The long, slow collapse of the Milwaukee Brewers is almost complete. With Sunday's 1-0 loss to the Pirates, the Brewers — who just one month ago were leading the National League Central — were eliminated from the division race and are on the verge of being knocked out of the wild-card race.
Sunday was as do-or-die as it gets for a team. Having split the first two games of this weekend's three-game set with Pittsburgh, Milwaukee needed a win to keep its scant division hopes alive, and more importantly, to keep pace in the chase for the second wild-card spot. The Brewers came into the day trailing the Pirates by 3 1/2 games in that race, and with no head-to-head games remaining between the teams after Sunday's finale, a loss would be crippling to Milwaukee's playoff chances.
On the mound, the Brewers got everything they could have hoped for and more out of Wily Peralta. The 25-year-old Dominican was nearly flawless through his first six innings, giving up just one hit and using his sinker to get groundballs for much-needed double plays. He finally tripped up in the seventh, however, as a leadoff single by Andrew McCutchen was followed by a passed ball, a wild pitch and then an RBI single from Russell Martin to give Pittsburgh its first and only run of the game.
That lone tally would be more than enough for the other man on the hill: Vance Worley. The former Phillies product was untouchable for eight brilliant innings. He allowed just four hits, walked no one and struck out five.

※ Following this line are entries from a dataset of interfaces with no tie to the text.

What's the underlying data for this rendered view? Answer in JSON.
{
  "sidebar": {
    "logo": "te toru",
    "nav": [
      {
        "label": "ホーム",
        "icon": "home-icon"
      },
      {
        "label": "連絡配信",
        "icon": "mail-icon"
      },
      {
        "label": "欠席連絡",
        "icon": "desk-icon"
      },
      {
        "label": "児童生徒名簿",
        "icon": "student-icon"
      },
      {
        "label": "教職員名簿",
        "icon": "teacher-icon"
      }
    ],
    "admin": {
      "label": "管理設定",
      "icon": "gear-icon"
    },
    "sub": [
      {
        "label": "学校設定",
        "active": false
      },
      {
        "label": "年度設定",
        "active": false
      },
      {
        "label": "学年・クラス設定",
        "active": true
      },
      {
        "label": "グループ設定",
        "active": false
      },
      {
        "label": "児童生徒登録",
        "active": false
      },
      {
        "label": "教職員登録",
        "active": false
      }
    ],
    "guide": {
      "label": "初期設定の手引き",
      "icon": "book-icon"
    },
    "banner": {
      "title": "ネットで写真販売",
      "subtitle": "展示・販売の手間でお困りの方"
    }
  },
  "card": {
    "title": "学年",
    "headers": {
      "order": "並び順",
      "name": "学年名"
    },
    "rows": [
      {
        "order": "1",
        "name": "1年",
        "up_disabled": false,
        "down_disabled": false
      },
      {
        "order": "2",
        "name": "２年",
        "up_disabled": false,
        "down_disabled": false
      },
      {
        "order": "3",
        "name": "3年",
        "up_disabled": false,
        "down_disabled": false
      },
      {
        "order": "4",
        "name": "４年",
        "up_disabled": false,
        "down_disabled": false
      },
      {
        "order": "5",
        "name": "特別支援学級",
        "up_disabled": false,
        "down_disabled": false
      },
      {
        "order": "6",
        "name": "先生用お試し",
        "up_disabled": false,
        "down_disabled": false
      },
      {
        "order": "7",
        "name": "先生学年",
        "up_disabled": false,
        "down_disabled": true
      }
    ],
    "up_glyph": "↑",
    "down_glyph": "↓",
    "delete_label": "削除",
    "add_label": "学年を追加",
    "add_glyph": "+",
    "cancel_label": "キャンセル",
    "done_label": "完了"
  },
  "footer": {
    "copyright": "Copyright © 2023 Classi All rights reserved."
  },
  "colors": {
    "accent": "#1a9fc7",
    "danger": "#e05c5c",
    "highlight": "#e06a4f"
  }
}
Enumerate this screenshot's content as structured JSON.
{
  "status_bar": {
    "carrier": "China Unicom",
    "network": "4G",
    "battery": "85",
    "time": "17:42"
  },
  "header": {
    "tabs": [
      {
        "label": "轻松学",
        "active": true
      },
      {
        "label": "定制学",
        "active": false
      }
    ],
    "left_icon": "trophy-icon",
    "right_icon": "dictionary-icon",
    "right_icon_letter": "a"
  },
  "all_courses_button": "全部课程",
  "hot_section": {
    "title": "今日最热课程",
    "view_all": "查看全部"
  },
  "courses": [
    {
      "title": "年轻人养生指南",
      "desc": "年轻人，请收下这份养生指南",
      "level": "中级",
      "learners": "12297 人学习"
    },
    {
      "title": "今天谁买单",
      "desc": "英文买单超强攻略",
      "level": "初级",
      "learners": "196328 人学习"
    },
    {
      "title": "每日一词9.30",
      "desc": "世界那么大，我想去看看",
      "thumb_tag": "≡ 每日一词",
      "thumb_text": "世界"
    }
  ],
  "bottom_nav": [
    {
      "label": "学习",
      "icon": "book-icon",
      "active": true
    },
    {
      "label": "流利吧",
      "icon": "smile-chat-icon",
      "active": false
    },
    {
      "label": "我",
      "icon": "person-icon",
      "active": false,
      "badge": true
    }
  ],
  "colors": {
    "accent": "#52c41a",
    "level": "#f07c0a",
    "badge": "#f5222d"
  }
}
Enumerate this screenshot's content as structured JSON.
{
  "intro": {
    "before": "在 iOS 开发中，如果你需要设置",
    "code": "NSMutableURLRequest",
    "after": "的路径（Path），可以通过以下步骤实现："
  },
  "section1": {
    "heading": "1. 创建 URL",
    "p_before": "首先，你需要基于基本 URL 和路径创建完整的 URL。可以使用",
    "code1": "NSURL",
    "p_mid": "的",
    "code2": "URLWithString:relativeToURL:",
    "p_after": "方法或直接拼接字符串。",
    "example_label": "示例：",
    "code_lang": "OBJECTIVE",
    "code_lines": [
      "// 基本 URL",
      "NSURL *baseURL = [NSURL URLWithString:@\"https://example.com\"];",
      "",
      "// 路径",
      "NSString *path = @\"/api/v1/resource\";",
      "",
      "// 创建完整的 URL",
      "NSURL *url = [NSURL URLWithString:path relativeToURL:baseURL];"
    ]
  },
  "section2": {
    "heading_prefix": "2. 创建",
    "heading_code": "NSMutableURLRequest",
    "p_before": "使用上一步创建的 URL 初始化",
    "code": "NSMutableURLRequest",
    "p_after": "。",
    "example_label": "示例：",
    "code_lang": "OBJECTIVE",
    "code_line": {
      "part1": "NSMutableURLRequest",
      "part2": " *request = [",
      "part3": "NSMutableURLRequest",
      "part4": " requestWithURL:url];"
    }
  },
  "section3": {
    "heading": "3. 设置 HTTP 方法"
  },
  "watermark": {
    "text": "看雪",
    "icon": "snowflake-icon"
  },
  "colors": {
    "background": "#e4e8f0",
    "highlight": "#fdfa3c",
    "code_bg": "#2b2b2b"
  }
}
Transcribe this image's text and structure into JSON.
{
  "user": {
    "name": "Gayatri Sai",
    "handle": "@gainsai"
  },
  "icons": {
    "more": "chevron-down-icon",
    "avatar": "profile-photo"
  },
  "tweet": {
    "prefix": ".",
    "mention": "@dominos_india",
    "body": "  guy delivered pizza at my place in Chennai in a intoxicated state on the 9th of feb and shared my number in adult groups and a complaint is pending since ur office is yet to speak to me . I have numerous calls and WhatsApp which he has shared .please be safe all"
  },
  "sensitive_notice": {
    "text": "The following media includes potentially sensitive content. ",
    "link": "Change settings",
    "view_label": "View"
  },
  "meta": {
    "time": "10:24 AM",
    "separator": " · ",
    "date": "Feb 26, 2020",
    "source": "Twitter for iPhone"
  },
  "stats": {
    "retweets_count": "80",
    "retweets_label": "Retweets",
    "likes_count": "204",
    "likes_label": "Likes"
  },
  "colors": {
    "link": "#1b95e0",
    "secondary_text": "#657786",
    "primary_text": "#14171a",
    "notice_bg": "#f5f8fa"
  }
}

Using a four-pitch mix of his four-seam fastball, sinker, slider and cutter, Worley kept the Brewers completely off balance. He needed just 82 pitches to get through his eight scoreless frames, never throwing more than 14 pitches in an inning and only once letting a runner get to second base or further. Worley retired the last 13 Brewers he faced in order, finishing his day with a flourish by striking out two in his last inning of work.
Though Worley had cruised through his eight innings, Pirates manager Clint Hurdle made the curious decision to turn to his bullpen for the ninth inning. That was despite not having closer Mark Melancon available, as the righthander had pitched an inning each of the last three days. Instead, Hurdle went to left-hander Tony Watson for the save, a move that looked like it might backfire when Carlos Gomez led the inning off with a single. Trouble seemed all but certain when the next batter, pinch-hitter Rickie Weeks, hit a ball to Watson that he bobbled and was unable to get to first base in time. But that momentary glimmer of hope for the Brewers was killed by Milwaukee's biggest blunder of the day, as Gomez had gone too far around second and was caught in a rundown.
Instead of first and second with no one out, the Brewers were reduced to a man on first with one out. Jonathan Lucroy followed by popping out to shortstop Jordy Mercer, and though Aramis Ramirez reached on a hit-by-pitch, Ryan Braun flew out to McCutchen in center field, ending the Brewers' rally and likely their playoff dreams.
The loss is just the latest in what's been one of the worst month-long stretches in baseball. Since Aug. 26, when the Brewers held a 1 1/2-game lead in the NL Central and boasted a 93 percent chance of making the playoffs, Milwaukee has gone a staggering 7-17. That includes losing streaks of nine games and four games, as well as a 2-6 mark against the Cardinals that essentially handed the division to St. Louis. In less than a month, Milwaukee lost eight games in the Central standings, with Sunday's win mathematically eliminating the Brewers from a division title.
A chance remains at a wild-card spot, but things are equally bleak there. The Brewers are now 4 1/2 games back of Pittsburgh with six games left in their schedule, none against the Pirates. Milwaukee's final sextet of games comes against two teams already well out of the playoff picture in the Reds and Cubs, but the Pirates' final stretch is equally easy: Three games against Cincinnati and a four-game set against the Braves, who were eliminated from the postseason race with Sunday's loss to the Mets.
The biggest reason for Milwaukee's September implosion? An offense that simply failed to show up when it counted most. The team's OPS on the month is a mere .633 — 24th in baseball in that span. That includes a team-wide power outage, with Milwaukee hitting only 12 homers on the month and slugging just .332. The team's most dependable sluggers have seen their power stroke vanish this month. Braun has only one homer in 60 September at-bats; Gomez and Lucroy have none. In fact, the Brewers' leader in homers on the month is September call-up Matt Clark, who has hit three in spot duty.
With Sunday's loss, the Brewers' tragic number is now just three. They are the last team left standing in the NL playoff race. As for Pittsburgh, the weekend's successful series likely locks the Pirates into a wild-card spot, with the possibility that they could leapfrog the Giants for the wild-card lead. That would give Pittsburgh the chance to host a second straight wild-card play-in game. The Pirates beat the Reds last season to earn an NLDS date with the Cardinals, where they fell in five games. The Pirates would likely avoid a rematch of last year's division series should they make it out of the Wild Card game, but their task would be no easier if they did, with the red-hot Nationals instead set to be their first-round date.